(Stored items from a collection)

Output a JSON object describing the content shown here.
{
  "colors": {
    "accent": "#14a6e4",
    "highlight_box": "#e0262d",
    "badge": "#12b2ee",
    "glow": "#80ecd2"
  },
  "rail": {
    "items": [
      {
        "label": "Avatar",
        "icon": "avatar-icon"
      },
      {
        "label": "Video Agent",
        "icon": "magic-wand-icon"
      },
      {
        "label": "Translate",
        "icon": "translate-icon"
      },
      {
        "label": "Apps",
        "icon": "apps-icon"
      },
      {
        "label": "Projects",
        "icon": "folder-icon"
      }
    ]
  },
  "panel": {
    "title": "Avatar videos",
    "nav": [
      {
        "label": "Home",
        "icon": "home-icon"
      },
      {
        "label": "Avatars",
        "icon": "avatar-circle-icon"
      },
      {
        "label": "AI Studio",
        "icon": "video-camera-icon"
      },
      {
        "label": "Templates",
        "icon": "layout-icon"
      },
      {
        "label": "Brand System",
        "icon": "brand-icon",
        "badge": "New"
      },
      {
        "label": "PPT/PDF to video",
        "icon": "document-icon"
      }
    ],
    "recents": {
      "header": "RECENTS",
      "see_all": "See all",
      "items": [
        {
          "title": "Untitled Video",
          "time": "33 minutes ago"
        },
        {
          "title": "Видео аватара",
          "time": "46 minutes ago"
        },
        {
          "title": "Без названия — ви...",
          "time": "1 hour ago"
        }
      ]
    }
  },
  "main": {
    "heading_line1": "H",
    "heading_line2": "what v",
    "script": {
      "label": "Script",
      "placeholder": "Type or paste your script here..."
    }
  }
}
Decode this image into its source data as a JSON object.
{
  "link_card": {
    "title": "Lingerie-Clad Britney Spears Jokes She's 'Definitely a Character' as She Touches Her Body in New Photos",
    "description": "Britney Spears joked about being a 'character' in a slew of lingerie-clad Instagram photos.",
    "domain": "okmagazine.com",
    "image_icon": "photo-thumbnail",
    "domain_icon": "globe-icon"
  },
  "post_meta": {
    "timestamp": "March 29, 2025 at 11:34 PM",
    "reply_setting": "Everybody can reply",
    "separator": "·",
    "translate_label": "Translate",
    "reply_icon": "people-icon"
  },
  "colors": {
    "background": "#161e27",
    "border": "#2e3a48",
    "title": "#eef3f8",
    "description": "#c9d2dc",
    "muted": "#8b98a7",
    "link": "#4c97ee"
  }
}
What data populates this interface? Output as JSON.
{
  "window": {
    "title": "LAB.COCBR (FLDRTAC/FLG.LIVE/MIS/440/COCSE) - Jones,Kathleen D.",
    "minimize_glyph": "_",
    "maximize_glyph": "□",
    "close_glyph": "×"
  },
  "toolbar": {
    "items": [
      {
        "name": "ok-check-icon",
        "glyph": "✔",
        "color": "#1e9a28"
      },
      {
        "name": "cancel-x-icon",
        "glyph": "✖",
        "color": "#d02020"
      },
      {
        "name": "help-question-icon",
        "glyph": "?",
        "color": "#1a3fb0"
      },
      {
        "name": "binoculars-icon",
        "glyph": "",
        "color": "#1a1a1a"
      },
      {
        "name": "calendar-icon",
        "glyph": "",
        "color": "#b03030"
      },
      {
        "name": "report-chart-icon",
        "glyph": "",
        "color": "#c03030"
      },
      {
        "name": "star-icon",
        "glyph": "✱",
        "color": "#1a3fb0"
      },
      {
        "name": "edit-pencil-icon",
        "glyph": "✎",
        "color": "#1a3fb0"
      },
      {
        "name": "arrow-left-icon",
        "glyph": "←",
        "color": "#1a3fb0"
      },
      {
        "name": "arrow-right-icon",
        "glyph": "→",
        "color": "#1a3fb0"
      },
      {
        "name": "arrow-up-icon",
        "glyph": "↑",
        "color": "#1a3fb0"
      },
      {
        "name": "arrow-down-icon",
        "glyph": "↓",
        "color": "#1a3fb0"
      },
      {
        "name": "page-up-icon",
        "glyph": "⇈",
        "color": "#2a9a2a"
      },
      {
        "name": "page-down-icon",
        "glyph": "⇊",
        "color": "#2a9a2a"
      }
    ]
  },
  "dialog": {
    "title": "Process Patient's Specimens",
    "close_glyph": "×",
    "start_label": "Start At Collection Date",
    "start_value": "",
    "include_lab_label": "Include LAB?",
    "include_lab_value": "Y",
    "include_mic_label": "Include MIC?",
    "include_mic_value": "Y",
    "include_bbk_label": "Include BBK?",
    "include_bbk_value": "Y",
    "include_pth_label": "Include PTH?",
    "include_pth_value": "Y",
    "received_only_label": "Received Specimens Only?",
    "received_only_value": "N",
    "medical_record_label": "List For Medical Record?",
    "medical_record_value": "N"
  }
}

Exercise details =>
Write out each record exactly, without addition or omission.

Answer to this problem =>
Output a JSON object describing the content shown here.
{
  "colors": {
    "accent": "#14a6e4",
    "highlight_box": "#e0262d",
    "badge": "#12b2ee",
    "glow": "#80ecd2"
  },
  "rail": {
    "items": [
      {
        "label": "Avatar",
        "icon": "avatar-icon"
      },
      {
        "label": "Video Agent",
        "icon": "magic-wand-icon"
      },
      {
        "label": "Translate",
        "icon": "translate-icon"
      },
      {
        "label": "Apps",
        "icon": "apps-icon"
      },
      {
        "label": "Projects",
        "icon": "folder-icon"
      }
    ]
  },
  "panel": {
    "title": "Avatar videos",
    "nav": [
      {
        "label": "Home",
        "icon": "home-icon"
      },
      {
        "label": "Avatars",
        "icon": "avatar-circle-icon"
      },
      {
        "label": "AI Studio",
        "icon": "video-camera-icon"
      },
      {
        "label": "Templates",
        "icon": "layout-icon"
      },
      {
        "label": "Brand System",
        "icon": "brand-icon",
        "badge": "New"
      },
      {
        "label": "PPT/PDF to video",
        "icon": "document-icon"
      }
    ],
    "recents": {
      "header": "RECENTS",
      "see_all": "See all",
      "items": [
        {
          "title": "Untitled Video",
          "time": "33 minutes ago"
        },
        {
          "title": "Видео аватара",
          "time": "46 minutes ago"
        },
        {
          "title": "Без названия — ви...",
          "time": "1 hour ago"
        }
      ]
    }
  },
  "main": {
    "heading_line1": "H",
    "heading_line2": "what v",
    "script": {
      "label": "Script",
      "placeholder": "Type or paste your script here..."
    }
  }
}
Decode this image into its source data as a JSON object.
{
  "link_card": {
    "title": "Lingerie-Clad Britney Spears Jokes She's 'Definitely a Character' as She Touches Her Body in New Photos",
    "description": "Britney Spears joked about being a 'character' in a slew of lingerie-clad Instagram photos.",
    "domain": "okmagazine.com",
    "image_icon": "photo-thumbnail",
    "domain_icon": "globe-icon"
  },
  "post_meta": {
    "timestamp": "March 29, 2025 at 11:34 PM",
    "reply_setting": "Everybody can reply",
    "separator": "·",
    "translate_label": "Translate",
    "reply_icon": "people-icon"
  },
  "colors": {
    "background": "#161e27",
    "border": "#2e3a48",
    "title": "#eef3f8",
    "description": "#c9d2dc",
    "muted": "#8b98a7",
    "link": "#4c97ee"
  }
}
What data populates this interface? Output as JSON.
{
  "window": {
    "title": "LAB.COCBR (FLDRTAC/FLG.LIVE/MIS/440/COCSE) - Jones,Kathleen D.",
    "minimize_glyph": "_",
    "maximize_glyph": "□",
    "close_glyph": "×"
  },
  "toolbar": {
    "items": [
      {
        "name": "ok-check-icon",
        "glyph": "✔",
        "color": "#1e9a28"
      },
      {
        "name": "cancel-x-icon",
        "glyph": "✖",
        "color": "#d02020"
      },
      {
        "name": "help-question-icon",
        "glyph": "?",
        "color": "#1a3fb0"
      },
      {
        "name": "binoculars-icon",
        "glyph": "",
        "color": "#1a1a1a"
      },
      {
        "name": "calendar-icon",
        "glyph": "",
        "color": "#b03030"
      },
      {
        "name": "report-chart-icon",
        "glyph": "",
        "color": "#c03030"
      },
      {
        "name": "star-icon",
        "glyph": "✱",
        "color": "#1a3fb0"
      },
      {
        "name": "edit-pencil-icon",
        "glyph": "✎",
        "color": "#1a3fb0"
      },
      {
        "name": "arrow-left-icon",
        "glyph": "←",
        "color": "#1a3fb0"
      },
      {
        "name": "arrow-right-icon",
        "glyph": "→",
        "color": "#1a3fb0"
      },
      {
        "name": "arrow-up-icon",
        "glyph": "↑",
        "color": "#1a3fb0"
      },
      {
        "name": "arrow-down-icon",
        "glyph": "↓",
        "color": "#1a3fb0"
      },
      {
        "name": "page-up-icon",
        "glyph": "⇈",
        "color": "#2a9a2a"
      },
      {
        "name": "page-down-icon",
        "glyph": "⇊",
        "color": "#2a9a2a"
      }
    ]
  },
  "dialog": {
    "title": "Process Patient's Specimens",
    "close_glyph": "×",
    "start_label": "Start At Collection Date",
    "start_value": "",
    "include_lab_label": "Include LAB?",
    "include_lab_value": "Y",
    "include_mic_label": "Include MIC?",
    "include_mic_value": "Y",
    "include_bbk_label": "Include BBK?",
    "include_bbk_value": "Y",
    "include_pth_label": "Include PTH?",
    "include_pth_value": "Y",
    "received_only_label": "Received Specimens Only?",
    "received_only_value": "N",
    "medical_record_label": "List For Medical Record?",
    "medical_record_value": "N"
  }
}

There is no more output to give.